* _Data section_:
>>>>>

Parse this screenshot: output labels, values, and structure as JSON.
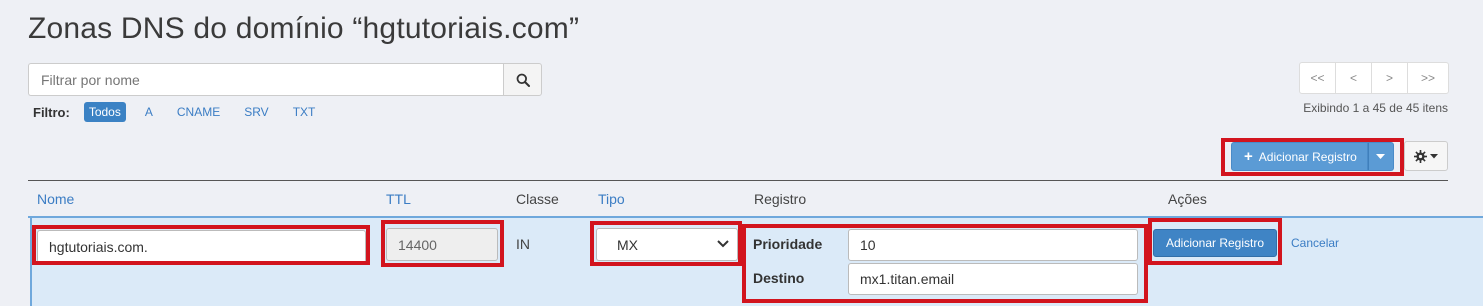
{
  "page_title": "Zonas DNS do domínio “hgtutoriais.com”",
  "search": {
    "placeholder": "Filtrar por nome",
    "icon": "search-icon"
  },
  "filter": {
    "label": "Filtro:",
    "options": [
      "Todos",
      "A",
      "CNAME",
      "SRV",
      "TXT"
    ],
    "active": "Todos"
  },
  "pagination": {
    "buttons": [
      "<<",
      "<",
      ">",
      ">>"
    ],
    "info": "Exibindo 1 a 45 de 45 itens"
  },
  "toolbar": {
    "add_label": "Adicionar Registro",
    "add_icon": "plus-icon",
    "caret_icon": "caret-down-icon",
    "settings_icon": "gear-icon"
  },
  "table": {
    "headers": {
      "nome": "Nome",
      "ttl": "TTL",
      "classe": "Classe",
      "tipo": "Tipo",
      "registro": "Registro",
      "acoes": "Ações"
    }
  },
  "edit_row": {
    "nome": "hgtutoriais.com.",
    "ttl": "14400",
    "classe": "IN",
    "tipo": "MX",
    "prioridade_label": "Prioridade",
    "prioridade_value": "10",
    "destino_label": "Destino",
    "destino_value": "mx1.titan.email",
    "save_label": "Adicionar Registro",
    "cancel_label": "Cancelar"
  },
  "colors": {
    "accent": "#3b82c4",
    "highlight_box": "#d2141e",
    "row_bg": "#dbeaf8",
    "page_bg": "#eef0f5"
  }
}
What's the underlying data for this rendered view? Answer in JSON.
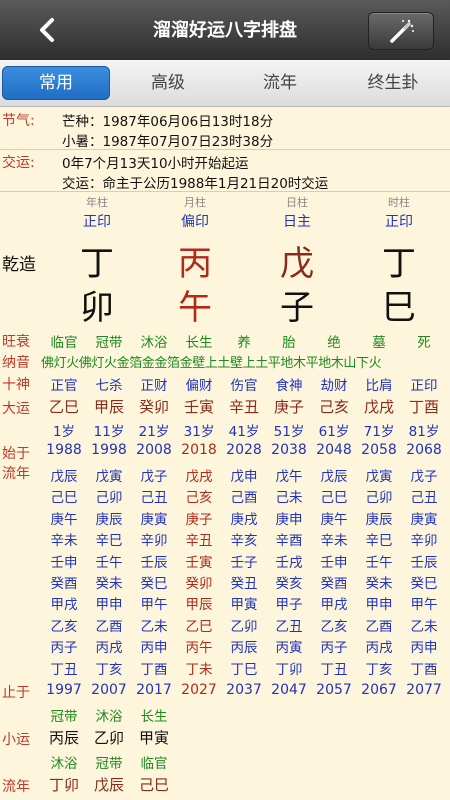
{
  "header": {
    "title": "溜溜好运八字排盘",
    "back_icon": "chevron-left-icon",
    "action_icon": "magic-wand-icon"
  },
  "tabs": [
    {
      "label": "常用",
      "active": true
    },
    {
      "label": "高级",
      "active": false
    },
    {
      "label": "流年",
      "active": false
    },
    {
      "label": "终生卦",
      "active": false
    }
  ],
  "info": {
    "jieqi_label": "节气:",
    "jieqi_1": "芒种：1987年06月06日13时18分",
    "jieqi_2": "小暑：1987年07月07日23时38分",
    "jiaoyun_label": "交运:",
    "jiaoyun_1": "0年7个月13天10小时开始起运",
    "jiaoyun_2": "交运：命主于公历1988年1月21日20时交运"
  },
  "pillars": {
    "headers": [
      "年柱",
      "月柱",
      "日柱",
      "时柱"
    ],
    "shishen": [
      "正印",
      "偏印",
      "日主",
      "正印"
    ],
    "qianzao_label": "乾造",
    "stems": [
      "丁",
      "丙",
      "戊",
      "丁"
    ],
    "branches": [
      "卯",
      "午",
      "子",
      "巳"
    ]
  },
  "wangshuai": {
    "label": "旺衰",
    "values": [
      "临官",
      "冠带",
      "沐浴",
      "长生",
      "养",
      "胎",
      "绝",
      "墓",
      "死"
    ]
  },
  "nayin": {
    "label": "纳音",
    "text": "佛灯火佛灯火金箔金金箔金壁上土壁上土平地木平地木山下火"
  },
  "shishen_row": {
    "label": "十神",
    "values": [
      "正官",
      "七杀",
      "正财",
      "偏财",
      "伤官",
      "食神",
      "劫财",
      "比肩",
      "正印"
    ]
  },
  "dayun": {
    "label": "大运",
    "values": [
      "乙巳",
      "甲辰",
      "癸卯",
      "壬寅",
      "辛丑",
      "庚子",
      "己亥",
      "戊戌",
      "丁酉"
    ],
    "ages": [
      "1岁",
      "11岁",
      "21岁",
      "31岁",
      "41岁",
      "51岁",
      "61岁",
      "71岁",
      "81岁"
    ]
  },
  "start_years": {
    "label": "始于",
    "values": [
      "1988",
      "1998",
      "2008",
      "2018",
      "2028",
      "2038",
      "2048",
      "2058",
      "2068"
    ]
  },
  "liunian_label": "流年",
  "liunian_grid": [
    [
      "戊辰",
      "戊寅",
      "戊子",
      "戊戌",
      "戊申",
      "戊午",
      "戊辰",
      "戊寅",
      "戊子"
    ],
    [
      "己巳",
      "己卯",
      "己丑",
      "己亥",
      "己酉",
      "己未",
      "己巳",
      "己卯",
      "己丑"
    ],
    [
      "庚午",
      "庚辰",
      "庚寅",
      "庚子",
      "庚戌",
      "庚申",
      "庚午",
      "庚辰",
      "庚寅"
    ],
    [
      "辛未",
      "辛巳",
      "辛卯",
      "辛丑",
      "辛亥",
      "辛酉",
      "辛未",
      "辛巳",
      "辛卯"
    ],
    [
      "壬申",
      "壬午",
      "壬辰",
      "壬寅",
      "壬子",
      "壬戌",
      "壬申",
      "壬午",
      "壬辰"
    ],
    [
      "癸酉",
      "癸未",
      "癸巳",
      "癸卯",
      "癸丑",
      "癸亥",
      "癸酉",
      "癸未",
      "癸巳"
    ],
    [
      "甲戌",
      "甲申",
      "甲午",
      "甲辰",
      "甲寅",
      "甲子",
      "甲戌",
      "甲申",
      "甲午"
    ],
    [
      "乙亥",
      "乙酉",
      "乙未",
      "乙巳",
      "乙卯",
      "乙丑",
      "乙亥",
      "乙酉",
      "乙未"
    ],
    [
      "丙子",
      "丙戌",
      "丙申",
      "丙午",
      "丙辰",
      "丙寅",
      "丙子",
      "丙戌",
      "丙申"
    ],
    [
      "丁丑",
      "丁亥",
      "丁酉",
      "丁未",
      "丁巳",
      "丁卯",
      "丁丑",
      "丁亥",
      "丁酉"
    ]
  ],
  "end_years": {
    "label": "止于",
    "values": [
      "1997",
      "2007",
      "2017",
      "2027",
      "2037",
      "2047",
      "2057",
      "2067",
      "2077"
    ]
  },
  "xiaoyun": {
    "label": "小运",
    "top": [
      "冠带",
      "沐浴",
      "长生"
    ],
    "values": [
      "丙辰",
      "乙卯",
      "甲寅"
    ],
    "bottom": [
      "沐浴",
      "冠带",
      "临官"
    ]
  },
  "liunian_bottom": {
    "label": "流年",
    "values": [
      "丁卯",
      "戊辰",
      "己巳"
    ]
  },
  "colors": {
    "accent": "#1f6cc4",
    "label_red": "#c0392b",
    "blue": "#2233bb",
    "green": "#1e8a1e"
  }
}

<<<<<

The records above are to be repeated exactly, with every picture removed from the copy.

Parse this screenshot: output labels, values, and structure as JSON.
{
  "page_title": "Zonas DNS do domínio “hgtutoriais.com”",
  "search": {
    "placeholder": "Filtrar por nome",
    "icon": "search-icon"
  },
  "filter": {
    "label": "Filtro:",
    "options": [
      "Todos",
      "A",
      "CNAME",
      "SRV",
      "TXT"
    ],
    "active": "Todos"
  },
  "pagination": {
    "buttons": [
      "<<",
      "<",
      ">",
      ">>"
    ],
    "info": "Exibindo 1 a 45 de 45 itens"
  },
  "toolbar": {
    "add_label": "Adicionar Registro",
    "add_icon": "plus-icon",
    "caret_icon": "caret-down-icon",
    "settings_icon": "gear-icon"
  },
  "table": {
    "headers": {
      "nome": "Nome",
      "ttl": "TTL",
      "classe": "Classe",
      "tipo": "Tipo",
      "registro": "Registro",
      "acoes": "Ações"
    }
  },
  "edit_row": {
    "nome": "hgtutoriais.com.",
    "ttl": "14400",
    "classe": "IN",
    "tipo": "MX",
    "prioridade_label": "Prioridade",
    "prioridade_value": "10",
    "destino_label": "Destino",
    "destino_value": "mx1.titan.email",
    "save_label": "Adicionar Registro",
    "cancel_label": "Cancelar"
  },
  "colors": {
    "accent": "#3b82c4",
    "highlight_box": "#d2141e",
    "row_bg": "#dbeaf8",
    "page_bg": "#eef0f5"
  }
}
What's the underlying data for this rendered view? Answer in JSON.
{
  "header": {
    "title": "溜溜好运八字排盘",
    "back_icon": "chevron-left-icon",
    "action_icon": "magic-wand-icon"
  },
  "tabs": [
    {
      "label": "常用",
      "active": true
    },
    {
      "label": "高级",
      "active": false
    },
    {
      "label": "流年",
      "active": false
    },
    {
      "label": "终生卦",
      "active": false
    }
  ],
  "info": {
    "jieqi_label": "节气:",
    "jieqi_1": "芒种：1987年06月06日13时18分",
    "jieqi_2": "小暑：1987年07月07日23时38分",
    "jiaoyun_label": "交运:",
    "jiaoyun_1": "0年7个月13天10小时开始起运",
    "jiaoyun_2": "交运：命主于公历1988年1月21日20时交运"
  },
  "pillars": {
    "headers": [
      "年柱",
      "月柱",
      "日柱",
      "时柱"
    ],
    "shishen": [
      "正印",
      "偏印",
      "日主",
      "正印"
    ],
    "qianzao_label": "乾造",
    "stems": [
      "丁",
      "丙",
      "戊",
      "丁"
    ],
    "branches": [
      "卯",
      "午",
      "子",
      "巳"
    ]
  },
  "wangshuai": {
    "label": "旺衰",
    "values": [
      "临官",
      "冠带",
      "沐浴",
      "长生",
      "养",
      "胎",
      "绝",
      "墓",
      "死"
    ]
  },
  "nayin": {
    "label": "纳音",
    "text": "佛灯火佛灯火金箔金金箔金壁上土壁上土平地木平地木山下火"
  },
  "shishen_row": {
    "label": "十神",
    "values": [
      "正官",
      "七杀",
      "正财",
      "偏财",
      "伤官",
      "食神",
      "劫财",
      "比肩",
      "正印"
    ]
  },
  "dayun": {
    "label": "大运",
    "values": [
      "乙巳",
      "甲辰",
      "癸卯",
      "壬寅",
      "辛丑",
      "庚子",
      "己亥",
      "戊戌",
      "丁酉"
    ],
    "ages": [
      "1岁",
      "11岁",
      "21岁",
      "31岁",
      "41岁",
      "51岁",
      "61岁",
      "71岁",
      "81岁"
    ]
  },
  "start_years": {
    "label": "始于",
    "values": [
      "1988",
      "1998",
      "2008",
      "2018",
      "2028",
      "2038",
      "2048",
      "2058",
      "2068"
    ]
  },
  "liunian_label": "流年",
  "liunian_grid": [
    [
      "戊辰",
      "戊寅",
      "戊子",
      "戊戌",
      "戊申",
      "戊午",
      "戊辰",
      "戊寅",
      "戊子"
    ],
    [
      "己巳",
      "己卯",
      "己丑",
      "己亥",
      "己酉",
      "己未",
      "己巳",
      "己卯",
      "己丑"
    ],
    [
      "庚午",
      "庚辰",
      "庚寅",
      "庚子",
      "庚戌",
      "庚申",
      "庚午",
      "庚辰",
      "庚寅"
    ],
    [
      "辛未",
      "辛巳",
      "辛卯",
      "辛丑",
      "辛亥",
      "辛酉",
      "辛未",
      "辛巳",
      "辛卯"
    ],
    [
      "壬申",
      "壬午",
      "壬辰",
      "壬寅",
      "壬子",
      "壬戌",
      "壬申",
      "壬午",
      "壬辰"
    ],
    [
      "癸酉",
      "癸未",
      "癸巳",
      "癸卯",
      "癸丑",
      "癸亥",
      "癸酉",
      "癸未",
      "癸巳"
    ],
    [
      "甲戌",
      "甲申",
      "甲午",
      "甲辰",
      "甲寅",
      "甲子",
      "甲戌",
      "甲申",
      "甲午"
    ],
    [
      "乙亥",
      "乙酉",
      "乙未",
      "乙巳",
      "乙卯",
      "乙丑",
      "乙亥",
      "乙酉",
      "乙未"
    ],
    [
      "丙子",
      "丙戌",
      "丙申",
      "丙午",
      "丙辰",
      "丙寅",
      "丙子",
      "丙戌",
      "丙申"
    ],
    [
      "丁丑",
      "丁亥",
      "丁酉",
      "丁未",
      "丁巳",
      "丁卯",
      "丁丑",
      "丁亥",
      "丁酉"
    ]
  ],
  "end_years": {
    "label": "止于",
    "values": [
      "1997",
      "2007",
      "2017",
      "2027",
      "2037",
      "2047",
      "2057",
      "2067",
      "2077"
    ]
  },
  "xiaoyun": {
    "label": "小运",
    "top": [
      "冠带",
      "沐浴",
      "长生"
    ],
    "values": [
      "丙辰",
      "乙卯",
      "甲寅"
    ],
    "bottom": [
      "沐浴",
      "冠带",
      "临官"
    ]
  },
  "liunian_bottom": {
    "label": "流年",
    "values": [
      "丁卯",
      "戊辰",
      "己巳"
    ]
  },
  "colors": {
    "accent": "#1f6cc4",
    "label_red": "#c0392b",
    "blue": "#2233bb",
    "green": "#1e8a1e"
  }
}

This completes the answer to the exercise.